Take the tofu out of the pack gently and cut it in half lengthwise, then into 3 crosswise, making 6 thin blocks.
Wrap each tofu block in kitchen paper and press gently but firmly to remove excess moisture. Be careful not to break the tofu. Place tofu pieces on a plate.
Place cornflour in a shallow plate and roughly spread.
Heat the oil in a deep pot or a pan to 170C (338F) (note 4). The depth of the oil should be minimum 5cm (2”).
Place tofu and cornflour plates next to the deep-frying pan. Taking one piece of tofu at a time, coat the tofu with cornflour ensuring that all sides of the tofu are coated with cornflour.
Gently place the tofu in the oil. You can fry as many of the tofu pieces as you can fit in at once but do not over crowd. I fried them in two batches, i.e. 3 at a time.
Fry for 2 minutes. Turn it over and fry for further 2 minutes or until the surface stars getting very light brown. Remove onto kitchen paper.
If the sauce has cooled, warm it up. Place 3 fried tofu pieces in each bowl. Pour the sauce over the tofu.
Squeeze water out of 1 tablespoon each of grated daikon by pinching it with two fingers and a thumb, shaping into a small mountain. Place it on the tofu pile.
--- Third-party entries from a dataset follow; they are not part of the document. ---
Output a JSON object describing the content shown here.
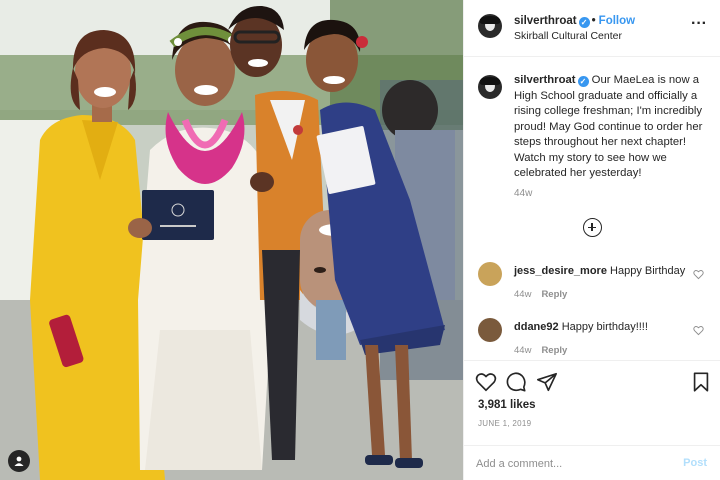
{
  "post": {
    "username": "silverthroat",
    "verified": true,
    "follow_label": "Follow",
    "header_separator": "•",
    "location": "Skirball Cultural Center",
    "caption": "Our MaeLea is now a High School graduate and officially a rising college freshman; I'm incredibly proud! May God continue to order her steps throughout her next chapter! Watch my story to see how we celebrated her yesterday!",
    "caption_age": "44w",
    "likes": "3,981 likes",
    "date": "JUNE 1, 2019"
  },
  "comments": [
    {
      "username": "jess_desire_more",
      "text": "Happy Birthday",
      "age": "44w",
      "reply_label": "Reply",
      "avatar_color": "#c9a35a"
    },
    {
      "username": "ddane92",
      "text": "Happy birthday!!!!",
      "age": "44w",
      "reply_label": "Reply",
      "avatar_color": "#7a5a3c"
    }
  ],
  "add_comment": {
    "placeholder": "Add a comment...",
    "post_label": "Post"
  },
  "icons": {
    "more": "more-options-icon",
    "verified": "verified-badge-icon",
    "load_more": "load-more-comments-icon",
    "like": "heart-icon",
    "comment": "comment-icon",
    "share": "share-icon",
    "save": "bookmark-icon",
    "user_tags": "user-tag-icon"
  },
  "colors": {
    "accent": "#3897f0",
    "muted": "#8e8e8e",
    "post_disabled": "#b2dffc",
    "border": "#efefef"
  }
}
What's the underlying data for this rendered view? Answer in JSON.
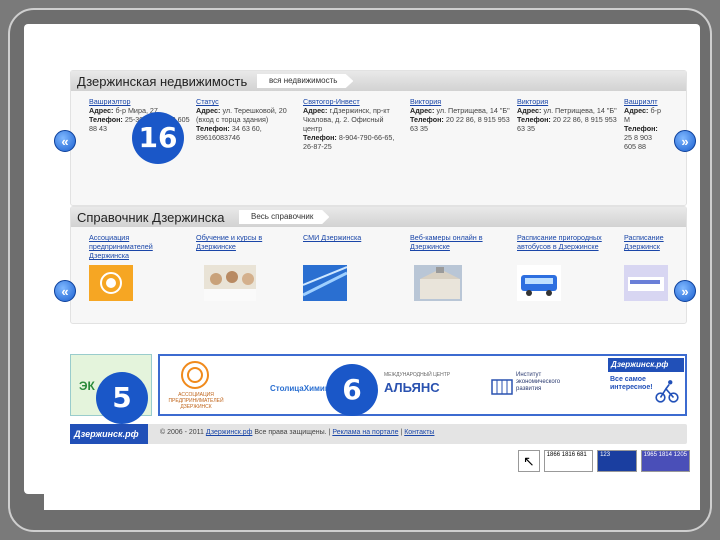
{
  "realty": {
    "title": "Дзержинская недвижимость",
    "link": "вся недвижимость",
    "cards": [
      {
        "title": "Вашриэлтор",
        "address_label": "Адрес:",
        "address": "б-р Мира, 27",
        "phone_label": "Телефон:",
        "phone": "25-30-40, 8 903 605 88 43"
      },
      {
        "title": "Статус",
        "address_label": "Адрес:",
        "address": "ул. Терешковой, 20 (вход с торца здания)",
        "phone_label": "Телефон:",
        "phone": "34 63 60, 89616083746"
      },
      {
        "title": "Святогор-Инвест",
        "address_label": "Адрес:",
        "address": "г.Дзержинск, пр-кт Чкалова, д. 2. Офисный центр",
        "phone_label": "Телефон:",
        "phone": "8-904-790-66-65, 26-87-25"
      },
      {
        "title": "Виктория",
        "address_label": "Адрес:",
        "address": "ул. Петрищева, 14 \"Б\"",
        "phone_label": "Телефон:",
        "phone": "20 22 86, 8 915 953 63 35"
      },
      {
        "title": "Виктория",
        "address_label": "Адрес:",
        "address": "ул. Петрищева, 14 \"Б\"",
        "phone_label": "Телефон:",
        "phone": "20 22 86, 8 915 953 63 35"
      },
      {
        "title": "Вашриэлт",
        "address_label": "Адрес:",
        "address": "б-р М",
        "phone_label": "Телефон:",
        "phone": "25 8 903 605 88"
      }
    ]
  },
  "directory": {
    "title": "Справочник Дзержинска",
    "link": "Весь справочник",
    "cards": [
      {
        "title": "Ассоциация предпринимателей Дзержинска",
        "thumb": "association-logo"
      },
      {
        "title": "Обучение и курсы в Дзержинске",
        "thumb": "people-photo"
      },
      {
        "title": "СМИ Дзержинска",
        "thumb": "media-photo"
      },
      {
        "title": "Веб-камеры онлайн в Дзержинске",
        "thumb": "building-photo"
      },
      {
        "title": "Расписание пригородных автобусов в Дзержинске",
        "thumb": "bus-photo"
      },
      {
        "title": "Расписание Дзержинск",
        "thumb": "train-photo"
      }
    ]
  },
  "badges": {
    "a": "16",
    "b": "5",
    "c": "6"
  },
  "arrows": {
    "left": "«",
    "right": "»"
  },
  "banners": {
    "left_text": "ЭК",
    "assoc_text": "АССОЦИАЦИЯ ПРЕДПРИНИМАТЕЛЕЙ ДЗЕРЖИНСК",
    "capital_text": "СтолицаХимии.рф",
    "alliance_small": "МЕЖДУНАРОДНЫЙ ЦЕНТР",
    "alliance_text": "АЛЬЯНС",
    "institute_text": "Институт экономического развития",
    "promo_site": "Дзержинск.рф",
    "promo_text": "Все самое интересное!"
  },
  "footer": {
    "logo": "Дзержинск.рф",
    "copyright": "© 2006 - 2011 ",
    "site": "Дзержинск.рф",
    "rights": " Все права защищены. | ",
    "ads": "Реклама на портале",
    "sep": " | ",
    "contacts": "Контакты"
  },
  "counters": {
    "c1": "1866 1816 681",
    "c2": "123",
    "c3": "1965 1814 1205"
  },
  "colors": {
    "accent": "#1a57c8",
    "link": "#1a46a8"
  }
}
Place a pinch of grated ginger on top of the daikon and sprinkle shallots over.
Place two okra on the side and serve while hot.
1. One pack of tofu I used was 300g (10.6oz).
Firm silken tofu is slightly harder than silken tofu. I sometimes use momen tofu (or regular tofu) which is much easier to handle since the texture is harder than firm silken tofu. You can use either type but I think that firm silken tofu presents a more delicate texture.
Silken tofu (kinugoshi-dofu) is too soft and easy to break. Firm tofu and hard tofu are not suitable.
2. You don’t have to have all the toppings in the ingredients but grated daikon and shallots are the most common agedashi tofu toppings. Sometimes, bonito flakes are also used.
3. Okra is also called ladies’ fingers. I happened to have some and I like it very much so I added it to decorate. You could have boiled beans or snow peas instead.
Before boiling okra, make a small incision on the side so that the pod does not explode when boiled.
Okra becomes slimy when boiled. Japanese people enjoy this slimy texture. I sometimes boil okra, slice crosswise thinly, mix with bonito flakes and a small amount of soy sauce and eat them with hot rice. They are great.
4. To check the temperature of the oil without a thermometer, use one of the following.
a. Drop small bits of breadcrumb into the oil. The bits will sink half way and then come up with small bubbles around them.
b. Stick a pair of bamboo chopsticks into the oil. Small bubbles appear around the chopsticks and come up constantly.